A revived 421-a tax break program may soon be in the offing, and this new version could see exemption on buildings extended to 45 years from the previous 25 years, Politico reports.
Talks of the revival first surfaced in August this year. The main point of contention that led to the program’s expiration in January this year was union-level wages. Despite a proposal to extend the exemption to 35 years last summer, the Real Estate Board of New York (REBNY) and the Building and Construction Trades Council of New York were not able to come to an agreement on wages.
Now it appears that Governor Andrew Cuomo, developers, and workers unions are in the midst of closed-door negotiations to hammer out a final proposal to renew the program, which has seen the city lose over $1.2 billion in revenue this year, according to Politico.
From what we do know so far, the group overall is considering an average wage of $60/hour for workers on projects with 300 or more apartments that are in most parts of Manhattan and on the waterfront in Brooklyn and Queens. In other parts of Queens and Brooklyn it would be $45/hour on average.
The program was previously criticized for favoring real estate developers and not creating enough affordable units, not just in terms of quantity but also the income range they were being offered at. Construction unions argued prior to the expiration that just the developers were making bank on the projects.

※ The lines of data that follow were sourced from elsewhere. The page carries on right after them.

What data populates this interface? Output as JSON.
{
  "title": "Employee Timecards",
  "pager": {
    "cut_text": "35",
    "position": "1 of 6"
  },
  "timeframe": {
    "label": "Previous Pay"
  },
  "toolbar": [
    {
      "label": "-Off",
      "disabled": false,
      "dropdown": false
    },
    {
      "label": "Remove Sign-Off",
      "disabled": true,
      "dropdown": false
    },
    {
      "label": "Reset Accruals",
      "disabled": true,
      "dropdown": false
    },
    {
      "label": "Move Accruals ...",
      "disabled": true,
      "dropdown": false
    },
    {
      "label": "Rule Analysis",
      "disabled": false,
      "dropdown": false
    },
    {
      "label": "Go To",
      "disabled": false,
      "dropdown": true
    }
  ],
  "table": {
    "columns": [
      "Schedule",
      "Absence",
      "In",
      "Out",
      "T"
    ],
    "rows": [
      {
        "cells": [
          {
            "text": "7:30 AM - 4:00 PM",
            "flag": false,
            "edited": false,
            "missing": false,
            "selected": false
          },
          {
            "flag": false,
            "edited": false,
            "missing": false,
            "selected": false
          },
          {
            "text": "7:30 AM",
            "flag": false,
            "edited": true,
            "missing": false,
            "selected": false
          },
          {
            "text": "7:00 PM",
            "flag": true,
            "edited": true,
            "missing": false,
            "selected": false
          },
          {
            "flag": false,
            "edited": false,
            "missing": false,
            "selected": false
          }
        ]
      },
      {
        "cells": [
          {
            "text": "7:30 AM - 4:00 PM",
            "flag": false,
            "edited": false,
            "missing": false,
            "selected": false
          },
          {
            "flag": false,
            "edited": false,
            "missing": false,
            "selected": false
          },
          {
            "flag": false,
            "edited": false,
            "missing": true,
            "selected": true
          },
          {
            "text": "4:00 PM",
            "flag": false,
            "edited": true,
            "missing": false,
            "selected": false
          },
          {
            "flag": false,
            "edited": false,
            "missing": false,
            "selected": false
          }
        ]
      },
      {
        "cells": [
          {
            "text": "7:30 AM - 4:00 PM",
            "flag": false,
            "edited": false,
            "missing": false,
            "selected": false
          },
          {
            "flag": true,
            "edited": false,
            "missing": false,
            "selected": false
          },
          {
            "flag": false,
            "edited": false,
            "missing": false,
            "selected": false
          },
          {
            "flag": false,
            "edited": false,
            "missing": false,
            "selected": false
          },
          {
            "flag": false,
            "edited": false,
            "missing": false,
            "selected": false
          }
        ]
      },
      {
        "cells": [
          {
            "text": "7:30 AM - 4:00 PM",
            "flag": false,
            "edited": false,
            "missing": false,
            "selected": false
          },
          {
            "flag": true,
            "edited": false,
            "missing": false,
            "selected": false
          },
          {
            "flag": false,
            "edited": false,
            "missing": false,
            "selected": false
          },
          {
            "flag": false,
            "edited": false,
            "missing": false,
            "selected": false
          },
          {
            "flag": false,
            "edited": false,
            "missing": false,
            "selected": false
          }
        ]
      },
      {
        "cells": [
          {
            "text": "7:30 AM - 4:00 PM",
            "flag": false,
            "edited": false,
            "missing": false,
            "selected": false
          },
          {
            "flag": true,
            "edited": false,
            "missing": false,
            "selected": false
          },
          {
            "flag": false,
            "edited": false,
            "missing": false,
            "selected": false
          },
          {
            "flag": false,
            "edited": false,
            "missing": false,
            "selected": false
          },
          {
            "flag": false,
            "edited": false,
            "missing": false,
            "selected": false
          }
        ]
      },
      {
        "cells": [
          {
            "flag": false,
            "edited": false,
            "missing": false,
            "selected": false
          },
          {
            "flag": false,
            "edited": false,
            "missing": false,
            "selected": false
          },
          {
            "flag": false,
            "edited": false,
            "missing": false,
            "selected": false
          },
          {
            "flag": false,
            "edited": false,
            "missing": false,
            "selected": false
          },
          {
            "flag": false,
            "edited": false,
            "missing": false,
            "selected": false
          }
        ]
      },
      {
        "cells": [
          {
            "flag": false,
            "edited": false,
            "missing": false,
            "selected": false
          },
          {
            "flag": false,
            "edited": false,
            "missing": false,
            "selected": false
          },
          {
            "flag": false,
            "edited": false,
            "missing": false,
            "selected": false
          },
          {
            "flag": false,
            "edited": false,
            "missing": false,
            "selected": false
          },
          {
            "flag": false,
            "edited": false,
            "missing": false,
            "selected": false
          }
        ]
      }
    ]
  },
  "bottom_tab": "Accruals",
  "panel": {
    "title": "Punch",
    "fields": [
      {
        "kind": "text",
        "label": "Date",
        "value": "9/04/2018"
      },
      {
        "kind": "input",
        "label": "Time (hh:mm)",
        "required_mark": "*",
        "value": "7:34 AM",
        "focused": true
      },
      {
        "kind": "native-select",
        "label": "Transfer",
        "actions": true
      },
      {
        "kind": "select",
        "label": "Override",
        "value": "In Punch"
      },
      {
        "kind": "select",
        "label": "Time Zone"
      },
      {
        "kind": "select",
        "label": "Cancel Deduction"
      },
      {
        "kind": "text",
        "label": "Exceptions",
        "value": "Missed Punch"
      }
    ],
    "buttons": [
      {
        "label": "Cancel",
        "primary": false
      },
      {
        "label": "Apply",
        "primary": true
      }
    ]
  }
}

Since the program’s expiration, the city has seen almost no new applications for rental buildings, The administration on its part however has argued that its intention to create 80,000 new units of low and middle-income apartments will not be affected regardless of the program’s existence.